28 September 2008

Treacle Tart with a Canadian twist

Golden syrup isn't an ingredient that is used much over here, although you can get small jars of it in some of the bigger supermarkets. The Good Housekeeping recipe I was following today called for a whopping 1½ pounds of the stuff, which was beyond my storecupboard's capacity. Well, actually when I say storecupboard I really mean 'boxes on the dining room floor', as the kitchen is still a work in progress.*

So without the requisite quantity of golden syrup a bit of improvisation was required. The tart has a plain shortcrust pastry case (in a 10-inch/25cm flan dish) and I made the filling with:
  • breadcrumbs (made from four generously-cut slices of half-wholemeal bread)

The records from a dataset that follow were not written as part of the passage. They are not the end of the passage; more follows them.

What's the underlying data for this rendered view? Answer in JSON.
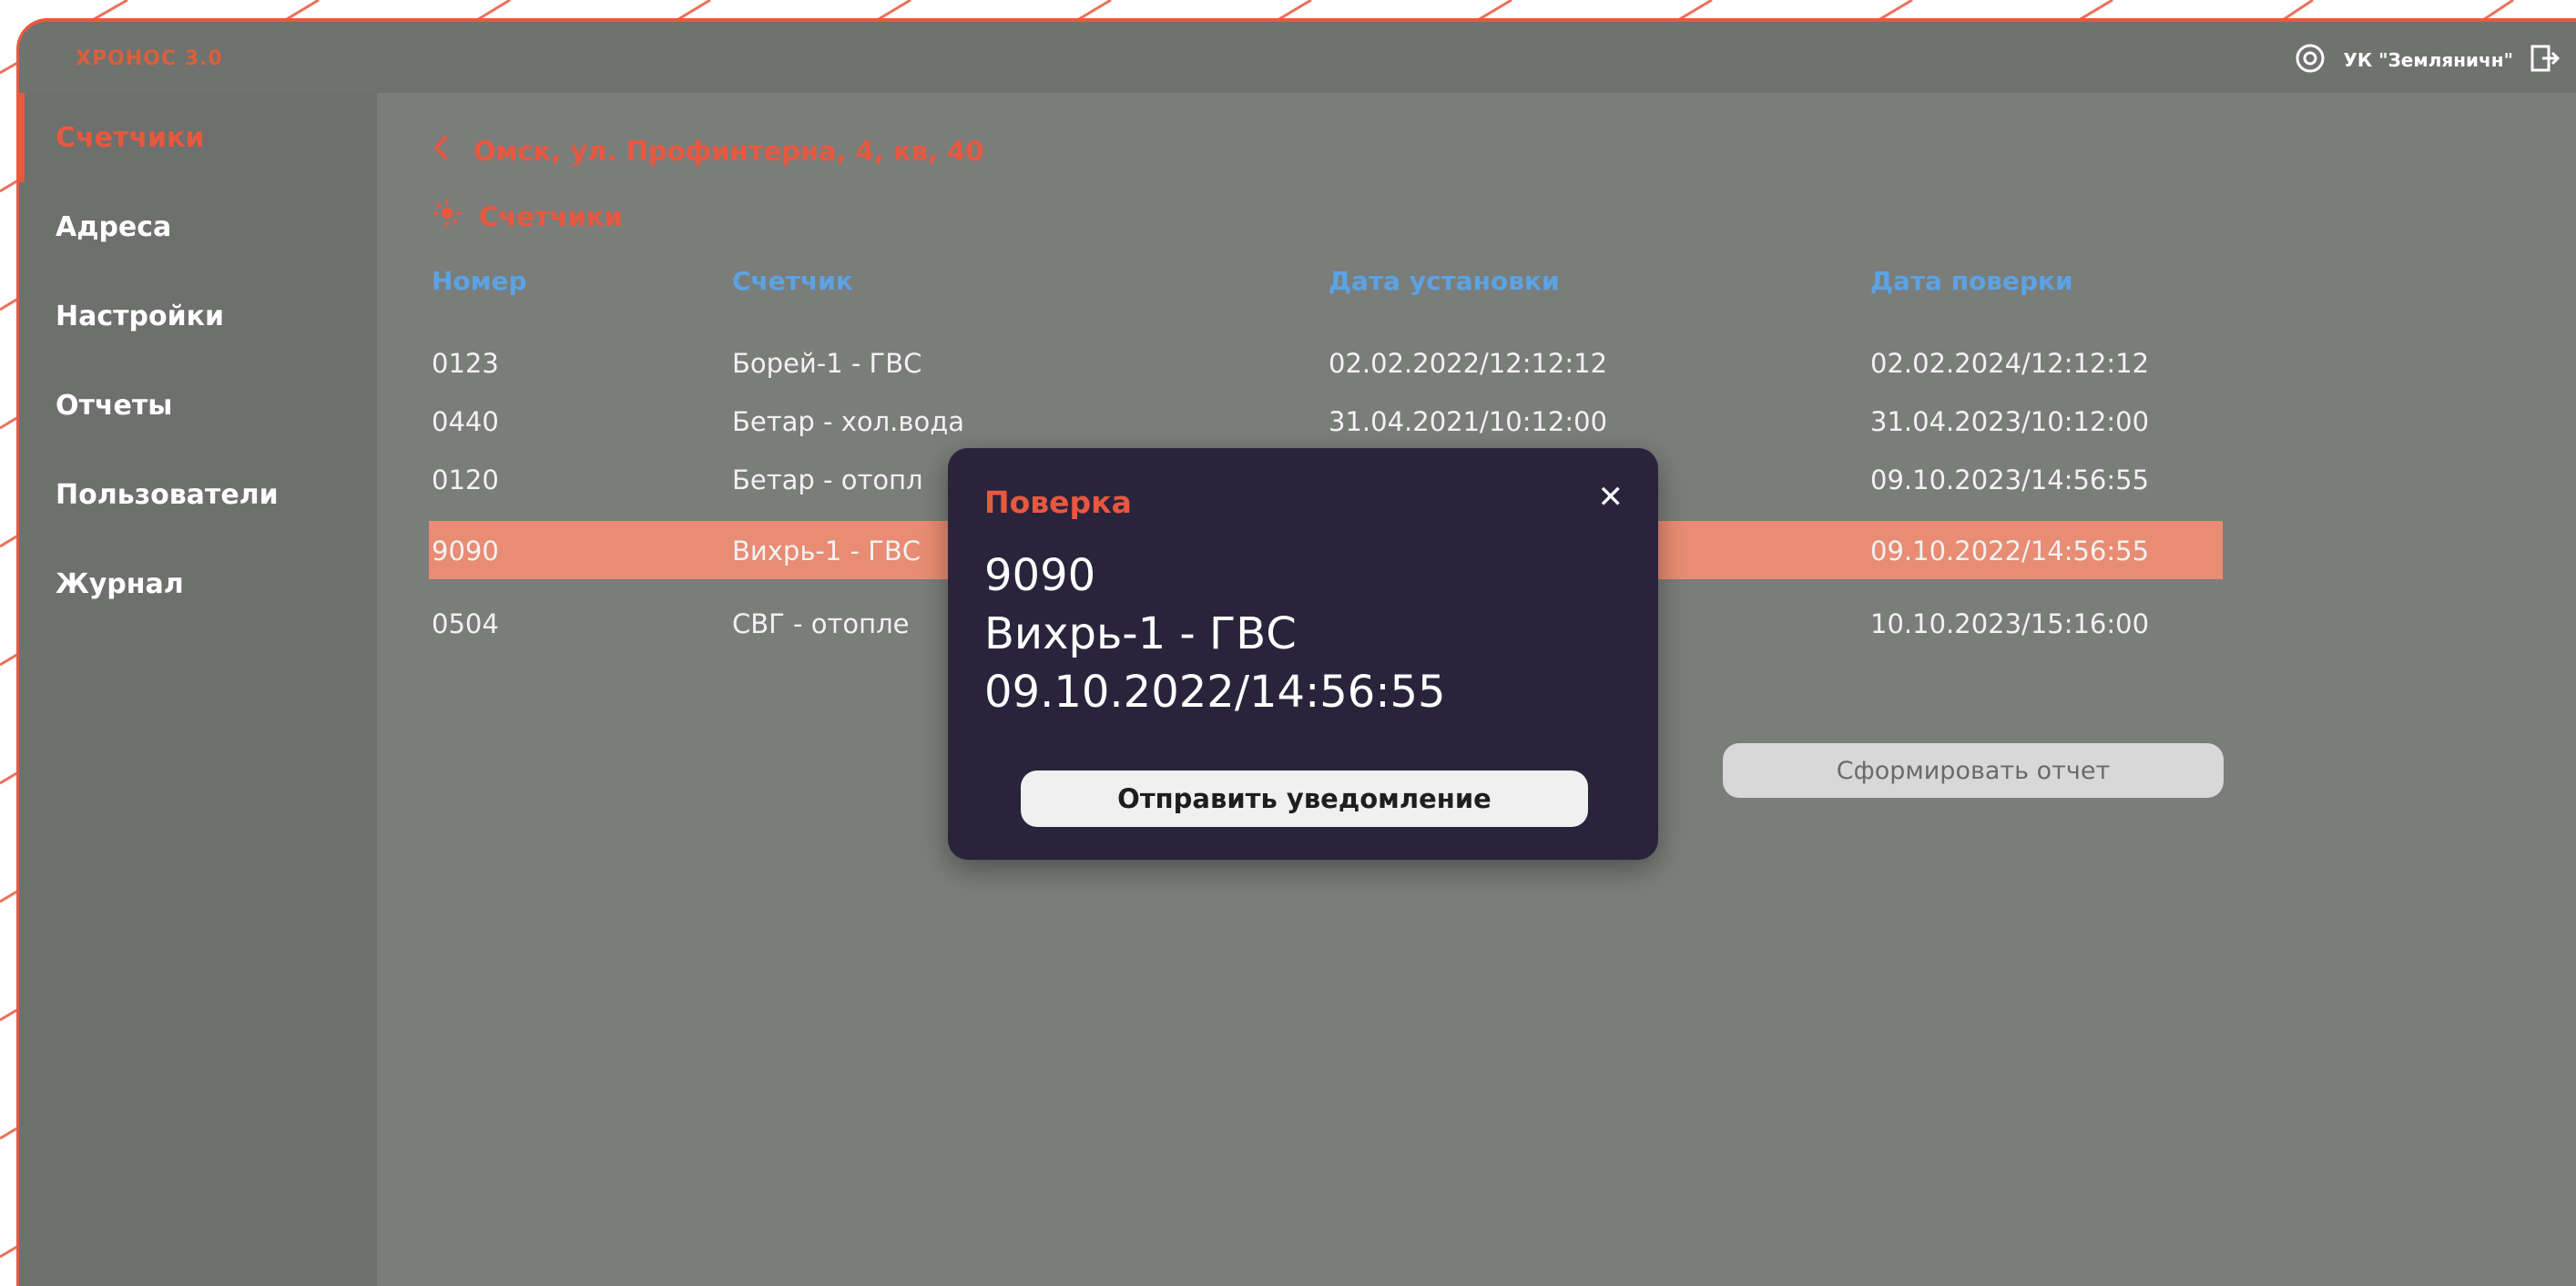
{
  "app": {
    "title": "ХРОНОС 3.0",
    "company": "УК \"Земляничн\""
  },
  "sidebar": {
    "items": [
      {
        "label": "Счетчики",
        "active": true
      },
      {
        "label": "Адреса"
      },
      {
        "label": "Настройки"
      },
      {
        "label": "Отчеты"
      },
      {
        "label": "Пользователи"
      },
      {
        "label": "Журнал"
      }
    ]
  },
  "breadcrumb": {
    "back_icon": "chevron-left-icon",
    "address": "Омск, ул. Профинтерна, 4, кв, 40"
  },
  "section": {
    "icon": "meter-icon",
    "title": "Счетчики"
  },
  "table": {
    "headers": [
      "Номер",
      "Счетчик",
      "Дата установки",
      "Дата поверки"
    ],
    "rows": [
      {
        "number": "0123",
        "meter": "Борей-1 - ГВС",
        "installed": "02.02.2022/12:12:12",
        "verified": "02.02.2024/12:12:12"
      },
      {
        "number": "0440",
        "meter": "Бетар - хол.вода",
        "installed": "31.04.2021/10:12:00",
        "verified": "31.04.2023/10:12:00"
      },
      {
        "number": "0120",
        "meter": "Бетар - отопл",
        "installed": "",
        "verified": "09.10.2023/14:56:55"
      },
      {
        "number": "9090",
        "meter": "Вихрь-1 - ГВС",
        "installed": "",
        "verified": "09.10.2022/14:56:55",
        "selected": true
      },
      {
        "number": "0504",
        "meter": "СВГ - отопле",
        "installed": "",
        "verified": "10.10.2023/15:16:00"
      }
    ]
  },
  "actions": {
    "report_label": "Сформировать отчет"
  },
  "modal": {
    "title": "Поверка",
    "close_icon": "close-icon",
    "number": "9090",
    "meter": "Вихрь-1 - ГВС",
    "date": "09.10.2022/14:56:55",
    "notify_label": "Отправить уведомление"
  },
  "colors": {
    "accent": "#e8583f",
    "header_blue": "#5ba3e4",
    "selected_row": "#e88c73",
    "modal_bg": "#29243b",
    "panel_bg": "#7a7d79"
  }
}
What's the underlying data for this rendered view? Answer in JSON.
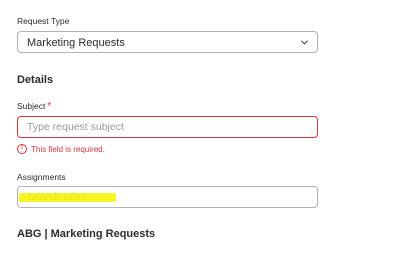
{
  "request_type": {
    "label": "Request Type",
    "selected_value": "Marketing Requests"
  },
  "details": {
    "heading": "Details",
    "subject": {
      "label": "Subject",
      "required_marker": "*",
      "placeholder": "Type request subject",
      "value": "",
      "error_icon_glyph": "!",
      "error_message": "This field is required."
    },
    "assignments": {
      "label": "Assignments",
      "placeholder": "Search roles",
      "value": ""
    }
  },
  "section_heading": "ABG | Marketing Requests",
  "colors": {
    "error": "#d7373f",
    "border": "#b3b3b3",
    "highlight": "#f5f500"
  },
  "icons": {
    "dropdown": "chevron-down-icon",
    "error": "alert-circle-icon"
  }
}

  • my 250ml jar of golden syrup (which I didn't weigh, but guess to be around 10 ounces of syrup?)

  • grated rind of two lemons

  • two eggs

  • enough maple syrup to make a thick, gloopy, mixture (about 100ml)

I didn't bake the pastry case before cooking it, although you could. Just prick the base all over with a fork and pour in the filling. I had plenty of pastry left over, so made an agrestic lattice pattern over the top of the tart, which was then baked at 350°F/180°C for 50 minutes and allowed to cool off slightly before serving.

This quantity would give eight people a decent-sized slice each. You need something cold to serve with it - double cream or crème fraîche (or a mixture) would be great. We used up a tub of decent vanilla ice-cream.

*So I'm not cooking in anyone's kitchen at the moment, which is even harder than cooking in someone else's.


themanicgardener said...

Okay, I'll bite: what IS golden syrup?

For that matter, what is treacle? I've been wondering my whole life--or at least ever since I first encountered "treacle pudding" in some children's book--Winnie the Pooh?

And by the way--have you tried organic cream? Once I'd tasted cream in England, everything here tasted like it came out of a tin. Until I tried organic whipping cream. Wow. It whips in half the time, and it's--it's--it's--I don't want to go overboard here, but it's almost like Devonshire cream. I don't buy anything else now.

Amanda said...

Hi Kate

Golden syrup is a by-product of the sugar-cane refining process. According to Wikipedia it was invented in 1883. It's sticky, very sweet and a key ingredient in many British dishes (flapjack, treacle tart, treacle sponge pudding). Treacle is usually darker and a bit more bitter than golden syrup, but it's also a by-product of sugar refining.

Treacle pudding is a steamed sponge pudding (eggs/flour/butter) which has a couple of spoonfuls of golden syrup in the base of the pudding basin, so when you invert the finished pudding onto a serving dish, you end up with syrupy juices soaking into the sponge. Very yummy. The queen of British puddings, Delia Smith, has a great recipe for it, which uses both golden syrup and black treacle. I think you could probably use corn syrup and molasses to get much the same result.

I haven't seen organic cream here - but I'd buy it in a trice if I did!